We have to get rid of our colonialist gaze before reading the details of the finding!
When we read stories like this our mind tends to judge them by current standards. Words like “savage” and “barbaric” often are used in media reports and everyday conversations. This inquisitive worldview is product of the mixing of European and indigenous moral and ethical standards. Latin America is largely a mestizo region where European worldviews prevailed. Yes, of course sacrificing children is appalling, but we should not perpetuate the idea that the original inhabitants of the continent were a bunch of blood-thirsty savages before colonization. Doing so only keeps racist ideas alive and this affects indigenous populations even today.
So who were the children and where were they found?
The finding is as important as it is perplexing: the remains of up to 250 underage individuals. According to scientists, the bodies indicate that the children were aged from 4 to 12 years old. As reported by Andina, the Peruvian state media agency, the remains of up to 40 warriors were also found.

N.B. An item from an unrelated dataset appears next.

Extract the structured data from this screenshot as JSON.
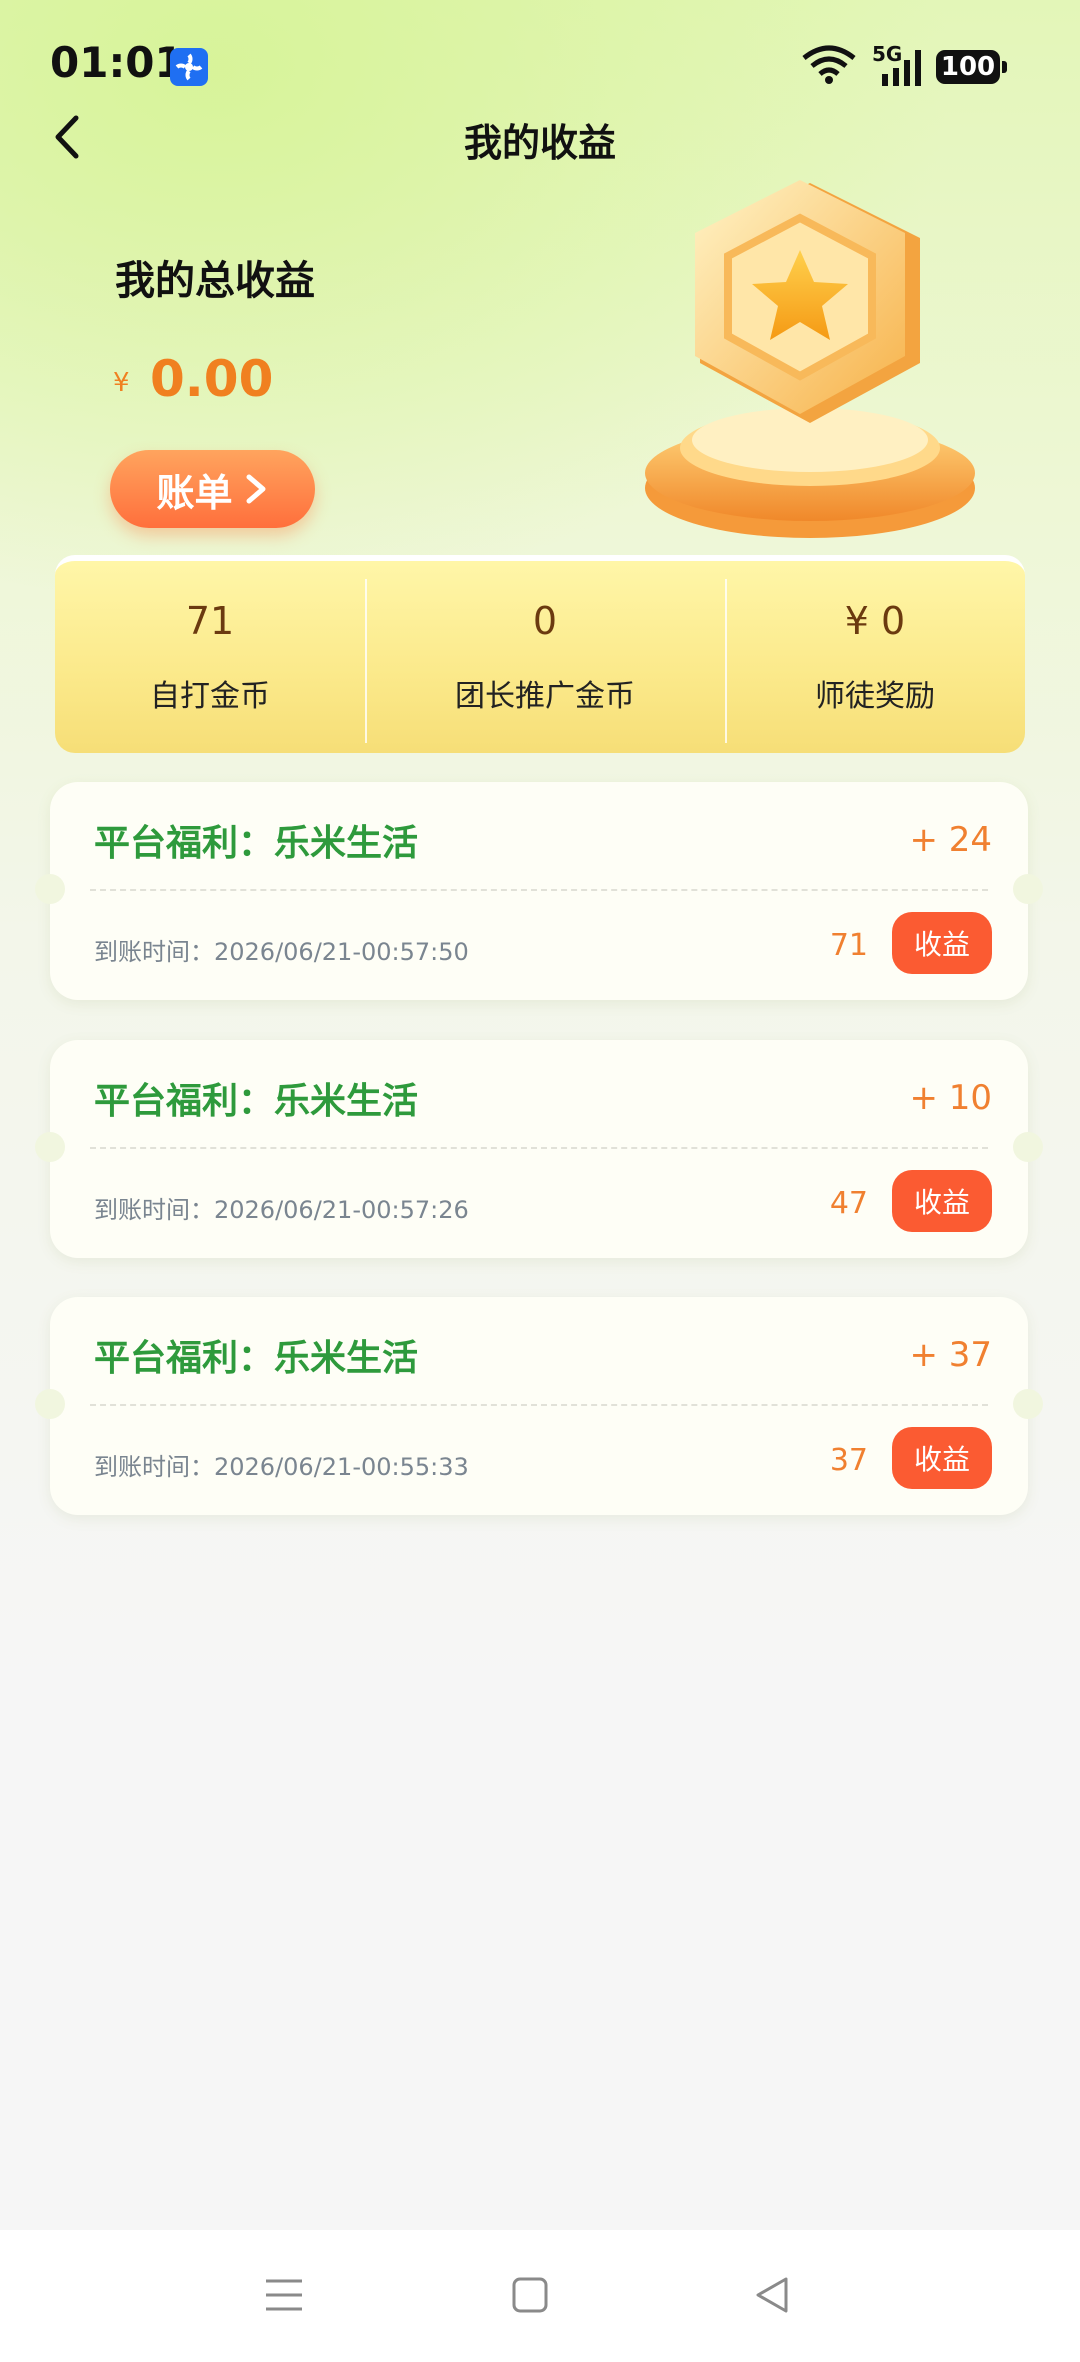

The sacrifices occurred between the 13th and 15th centuries. The site is located in Pampa La Cruz, an archaeological site in Huanchaco-La Libertad, north of Lima. The reason for the ritual offering hits close to home in our turbulent times and the climate crisis we are experiencing.
The Chimú knew how to survive in the desert, so any change in the climate was devastating. This is the reason behind the sacrifices.
Northern Peru is an arid landscape where human settlements need to run like clockwork to guarantee survival. The Chimúdepended on the replenishment of a network of rivers and streams that were fundamental for irrigation and human consumption. Too much water also brought disaster. Changes in the weather spelled doom for the Chimú. In an attempt to make peace with their gods they made an offering of children and warriors. Deutsche Welle reports: “Castillo said in this case he believes they were killed in hopes it would appease the gods and bring an end to El Nino, a cyclical climate pattern that can result in heavy rainfall and storms on the western coasts of South America. His theory is backed up by the fact that soil samples show that the children died during an extremely wet season, and that they were facing the sea”.
Human sacrifice was not uncommon in pre-Columbine civilizations. The Aztecs in what is now Mexico, for example, often sacrificed their own, as well as their adversaries, to their deities.
All hail Pacasmayo: they sacrificed their children to the moon.
Among the deities that the Chimú worshipped, the moon of Pacasmayo ruled supreme. Because the moon can be seen both during the day and at night, it was believed to be much more powerful than the Sun. Pacasmayo received animal and human sacrifices. Some parents even sacrificed their own children. They believed that through this ritual practice the children, often five years-old, would become deified. The Sun, Mars, Earth and some constellations were also worshipped. The magnitude of the recent discovery implies that the situation was urgent. As Sputnik News Service reports, Gabriel Prieto, professor of archeology from the National University of Trujillo, said: “This number of children, this number of animals—it would have been a massive investment on behalf of the state”.
The Chimú were also very skillful craftsmen, particularly with gold.
The Chimú developed large civil engineering projects to irrigate the desert, and they were also very skilled working with metals such as gold, copper, silver, bronze and a mix of copper and gold called tumbaga. To get some of these metals they had to travel for more than three days, which speaks of the reaches of their political power.